Children affected by autism spectrum disorders find solace at Toys R Us’s “quiet hour”

To kids affected by autism spectrum disorders, bright lights and loud noises can be painfully overwhelming. That’s why multinational chain retailer Toys R Us’s newly introduced “quiet hours” are making a huge difference to these children and their families.

In November, Toys R Us stores across the UK piloted an effort to open one hour earlier as part of a pre-Christmas event. Lights dimmed, music was switched off and announcements were withheld for the event, allowing customers to browse toys in a calm environment.

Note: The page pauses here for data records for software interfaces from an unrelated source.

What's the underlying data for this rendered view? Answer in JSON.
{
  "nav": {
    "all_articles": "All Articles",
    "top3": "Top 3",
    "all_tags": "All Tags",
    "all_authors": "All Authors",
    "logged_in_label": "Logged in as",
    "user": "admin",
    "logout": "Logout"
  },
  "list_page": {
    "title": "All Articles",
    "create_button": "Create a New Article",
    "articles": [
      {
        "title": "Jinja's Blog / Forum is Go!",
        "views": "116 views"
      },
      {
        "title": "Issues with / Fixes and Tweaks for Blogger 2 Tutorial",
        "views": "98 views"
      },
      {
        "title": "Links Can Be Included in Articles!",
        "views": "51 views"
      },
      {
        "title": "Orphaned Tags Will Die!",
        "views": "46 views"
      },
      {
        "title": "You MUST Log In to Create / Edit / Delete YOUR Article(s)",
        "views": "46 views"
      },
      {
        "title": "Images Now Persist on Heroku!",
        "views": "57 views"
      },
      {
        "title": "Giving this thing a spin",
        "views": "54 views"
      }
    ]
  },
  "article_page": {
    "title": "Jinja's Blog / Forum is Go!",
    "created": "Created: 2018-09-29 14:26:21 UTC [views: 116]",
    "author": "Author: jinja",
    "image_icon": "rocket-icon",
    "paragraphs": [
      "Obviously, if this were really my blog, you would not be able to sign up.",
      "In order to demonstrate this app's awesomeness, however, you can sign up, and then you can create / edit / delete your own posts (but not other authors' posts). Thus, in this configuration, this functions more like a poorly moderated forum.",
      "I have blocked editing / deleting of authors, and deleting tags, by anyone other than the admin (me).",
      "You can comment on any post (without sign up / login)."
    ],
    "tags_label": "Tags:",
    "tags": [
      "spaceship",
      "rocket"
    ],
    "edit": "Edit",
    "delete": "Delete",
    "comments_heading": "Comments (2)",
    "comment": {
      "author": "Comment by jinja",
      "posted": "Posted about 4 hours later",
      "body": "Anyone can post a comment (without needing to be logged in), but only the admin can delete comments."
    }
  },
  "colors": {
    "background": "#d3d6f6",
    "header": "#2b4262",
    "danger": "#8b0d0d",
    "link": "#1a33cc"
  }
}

“Making slight adjustments to stores and creating a ‘quiet’ shopping period allows children and young adults to experience the fun in a toy shop regardless of their disability,” the chain’s marketing director said.

The one-off initiative was well-received by the community and many are calling for this to be done more regularly.

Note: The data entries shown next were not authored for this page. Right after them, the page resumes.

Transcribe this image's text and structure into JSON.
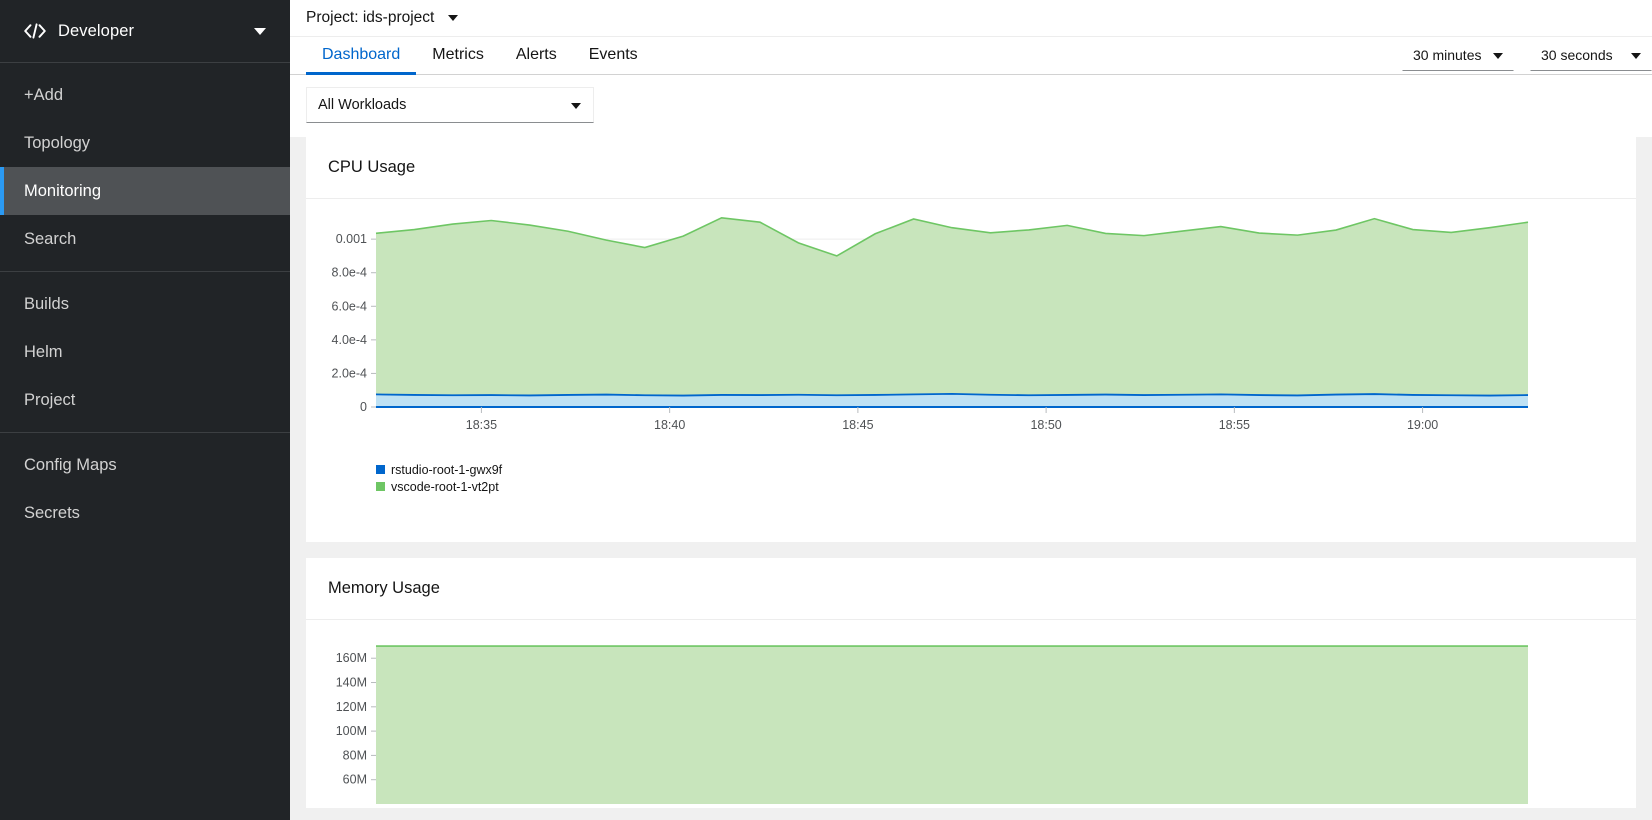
{
  "sidebar": {
    "perspective": {
      "label": "Developer",
      "icon": "code-icon",
      "caret": "chevron-down-icon"
    },
    "groups": [
      {
        "items": [
          {
            "label": "+Add",
            "active": false
          },
          {
            "label": "Topology",
            "active": false
          },
          {
            "label": "Monitoring",
            "active": true
          },
          {
            "label": "Search",
            "active": false
          }
        ]
      },
      {
        "items": [
          {
            "label": "Builds",
            "active": false
          },
          {
            "label": "Helm",
            "active": false
          },
          {
            "label": "Project",
            "active": false
          }
        ]
      },
      {
        "items": [
          {
            "label": "Config Maps",
            "active": false
          },
          {
            "label": "Secrets",
            "active": false
          }
        ]
      }
    ],
    "colors": {
      "bg": "#212427",
      "active_bg": "#4f5255",
      "active_bar": "#2b9af3"
    }
  },
  "header": {
    "project_label": "Project: ids-project",
    "project_caret": "chevron-down-icon"
  },
  "tabs": [
    {
      "label": "Dashboard",
      "active": true
    },
    {
      "label": "Metrics",
      "active": false
    },
    {
      "label": "Alerts",
      "active": false
    },
    {
      "label": "Events",
      "active": false
    }
  ],
  "toolbar": {
    "time_range": {
      "value": "30 minutes",
      "caret": "chevron-down-icon"
    },
    "refresh_interval": {
      "value": "30 seconds",
      "caret": "chevron-down-icon"
    }
  },
  "filters": {
    "workload": {
      "value": "All Workloads",
      "caret": "chevron-down-icon"
    }
  },
  "cards": [
    {
      "title": "CPU Usage"
    },
    {
      "title": "Memory Usage"
    }
  ],
  "colors": {
    "accent": "#0066cc",
    "series_blue_line": "#0066cc",
    "series_blue_fill": "#bee1f4",
    "series_green_line": "#6ec664",
    "series_green_fill": "#c8e5bc",
    "grid": "#ededed",
    "axis_text": "#4f5255",
    "page_bg": "#f0f0f0"
  },
  "chart_data": [
    {
      "type": "area",
      "title": "CPU Usage",
      "xlabel": "",
      "ylabel": "",
      "stacked": true,
      "grid": true,
      "legend_position": "bottom-left",
      "ytick_labels": [
        "0.001",
        "8.0e-4",
        "6.0e-4",
        "4.0e-4",
        "2.0e-4",
        "0"
      ],
      "ytick_values": [
        0.001,
        0.0008,
        0.0006,
        0.0004,
        0.0002,
        0
      ],
      "ylim": [
        0,
        0.00112
      ],
      "xtick_labels": [
        "18:35",
        "18:40",
        "18:45",
        "18:50",
        "18:55",
        "19:00"
      ],
      "x": [
        0,
        1,
        2,
        3,
        4,
        5,
        6,
        7,
        8,
        9,
        10,
        11,
        12,
        13,
        14,
        15,
        16,
        17,
        18,
        19,
        20,
        21,
        22,
        23,
        24,
        25,
        26,
        27,
        28,
        29,
        30
      ],
      "series": [
        {
          "name": "rstudio-root-1-gwx9f",
          "color": "#0066cc",
          "fill": "#bee1f4",
          "values": [
            7.5e-05,
            7.2e-05,
            7e-05,
            7.1e-05,
            6.9e-05,
            7.2e-05,
            7.4e-05,
            7e-05,
            6.8e-05,
            7.2e-05,
            7.1e-05,
            7.3e-05,
            7e-05,
            7.2e-05,
            7.5e-05,
            7.8e-05,
            7.3e-05,
            7e-05,
            7.2e-05,
            7.4e-05,
            7.1e-05,
            7.3e-05,
            7.5e-05,
            7.1e-05,
            6.9e-05,
            7.4e-05,
            7.7e-05,
            7.2e-05,
            7e-05,
            6.8e-05,
            7.1e-05
          ]
        },
        {
          "name": "vscode-root-1-vt2pt",
          "color": "#6ec664",
          "fill": "#c8e5bc",
          "values": [
            0.00096,
            0.000985,
            0.00102,
            0.00104,
            0.001015,
            0.000975,
            0.00092,
            0.00088,
            0.00095,
            0.001055,
            0.00103,
            0.000905,
            0.00083,
            0.00096,
            0.001045,
            0.00099,
            0.000965,
            0.000985,
            0.00101,
            0.00096,
            0.00095,
            0.000975,
            0.001,
            0.000965,
            0.000955,
            0.00098,
            0.001045,
            0.000985,
            0.00097,
            0.001,
            0.00103
          ]
        }
      ],
      "legend": [
        {
          "label": "rstudio-root-1-gwx9f",
          "color": "#0066cc"
        },
        {
          "label": "vscode-root-1-vt2pt",
          "color": "#6ec664"
        }
      ]
    },
    {
      "type": "area",
      "title": "Memory Usage",
      "xlabel": "",
      "ylabel": "",
      "stacked": true,
      "grid": true,
      "ytick_labels": [
        "160M",
        "140M",
        "120M",
        "100M",
        "80M",
        "60M"
      ],
      "ytick_values": [
        160000000,
        140000000,
        120000000,
        100000000,
        80000000,
        60000000
      ],
      "ylim": [
        40000000,
        175000000
      ],
      "xtick_labels": [],
      "series": [
        {
          "name": "vscode-root-1-vt2pt",
          "color": "#6ec664",
          "fill": "#c8e5bc",
          "values": [
            170000000,
            170000000,
            170000000,
            170000000,
            170000000,
            170000000,
            170000000,
            170000000,
            170000000,
            170000000,
            170000000
          ]
        }
      ],
      "legend": []
    }
  ]
}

One mother of an autistic child said on Facebook that the event was “brilliant”, and she “had no idea what a difference low-lighting could make”. Another remarked a “complete change in behavior” of her son and thanked the retailer for their inclusivity.

Toys R Us is not the first to head such an event. UK supermarket giant Asda in Manchester Fort began a “quiet hours” initiative for shoppers affected by autism, and inspired eight other outlets to do the same. Toys R Us stores in America, where the retailer is based, is also looking into this.

Launching a “quiet hours” initiative costs little to shops, but simply lowering noise and turning down the lights can make a world of a difference to shoppers affected by autism. Toys R Us’s efforts are a start, and we hope to see more stores around the world doing the same.